Stored data:
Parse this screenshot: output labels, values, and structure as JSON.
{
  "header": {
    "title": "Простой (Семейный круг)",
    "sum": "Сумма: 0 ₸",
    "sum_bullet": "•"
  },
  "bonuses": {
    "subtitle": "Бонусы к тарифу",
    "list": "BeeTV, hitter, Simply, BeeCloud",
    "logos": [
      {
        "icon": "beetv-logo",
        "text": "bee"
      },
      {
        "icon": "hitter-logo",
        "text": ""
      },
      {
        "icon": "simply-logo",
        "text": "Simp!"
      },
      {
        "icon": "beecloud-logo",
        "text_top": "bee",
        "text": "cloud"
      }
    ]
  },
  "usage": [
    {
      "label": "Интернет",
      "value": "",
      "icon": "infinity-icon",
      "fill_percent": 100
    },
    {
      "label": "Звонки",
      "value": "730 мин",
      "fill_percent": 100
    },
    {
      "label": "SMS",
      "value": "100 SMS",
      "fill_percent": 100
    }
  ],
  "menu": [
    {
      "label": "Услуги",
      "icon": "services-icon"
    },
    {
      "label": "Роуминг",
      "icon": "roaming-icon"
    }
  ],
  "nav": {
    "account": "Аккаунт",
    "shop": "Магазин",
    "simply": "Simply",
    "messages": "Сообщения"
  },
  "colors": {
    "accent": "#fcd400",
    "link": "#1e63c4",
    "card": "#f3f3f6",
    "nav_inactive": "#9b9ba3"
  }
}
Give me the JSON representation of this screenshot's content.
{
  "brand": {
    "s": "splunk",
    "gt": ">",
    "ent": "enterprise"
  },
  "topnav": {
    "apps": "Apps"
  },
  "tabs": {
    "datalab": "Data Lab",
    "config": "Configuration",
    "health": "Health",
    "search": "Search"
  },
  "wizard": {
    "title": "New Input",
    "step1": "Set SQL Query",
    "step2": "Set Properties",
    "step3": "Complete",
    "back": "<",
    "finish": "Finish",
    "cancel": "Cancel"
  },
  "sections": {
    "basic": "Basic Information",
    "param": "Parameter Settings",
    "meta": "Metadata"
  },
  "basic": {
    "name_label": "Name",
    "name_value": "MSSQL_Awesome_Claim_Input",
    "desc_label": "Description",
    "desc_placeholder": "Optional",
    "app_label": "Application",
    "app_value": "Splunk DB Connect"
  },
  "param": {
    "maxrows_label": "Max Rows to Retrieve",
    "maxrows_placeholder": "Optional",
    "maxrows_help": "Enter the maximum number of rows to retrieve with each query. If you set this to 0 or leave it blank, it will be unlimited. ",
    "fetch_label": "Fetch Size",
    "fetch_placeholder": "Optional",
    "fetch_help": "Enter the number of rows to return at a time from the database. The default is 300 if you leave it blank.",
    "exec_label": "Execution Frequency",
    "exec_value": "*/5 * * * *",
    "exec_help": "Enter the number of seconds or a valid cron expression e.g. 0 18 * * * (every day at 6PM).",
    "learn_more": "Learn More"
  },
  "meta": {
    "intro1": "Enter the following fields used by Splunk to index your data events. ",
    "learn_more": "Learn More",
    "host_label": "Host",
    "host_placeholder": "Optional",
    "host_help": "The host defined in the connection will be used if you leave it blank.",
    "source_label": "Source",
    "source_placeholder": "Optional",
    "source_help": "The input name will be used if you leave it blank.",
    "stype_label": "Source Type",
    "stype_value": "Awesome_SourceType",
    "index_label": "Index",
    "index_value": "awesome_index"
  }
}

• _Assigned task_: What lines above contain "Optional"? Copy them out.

• _Answer to this task_:
    "desc_placeholder": "Optional",
    "maxrows_placeholder": "Optional",
    "fetch_placeholder": "Optional",
    "host_placeholder": "Optional",
    "source_placeholder": "Optional",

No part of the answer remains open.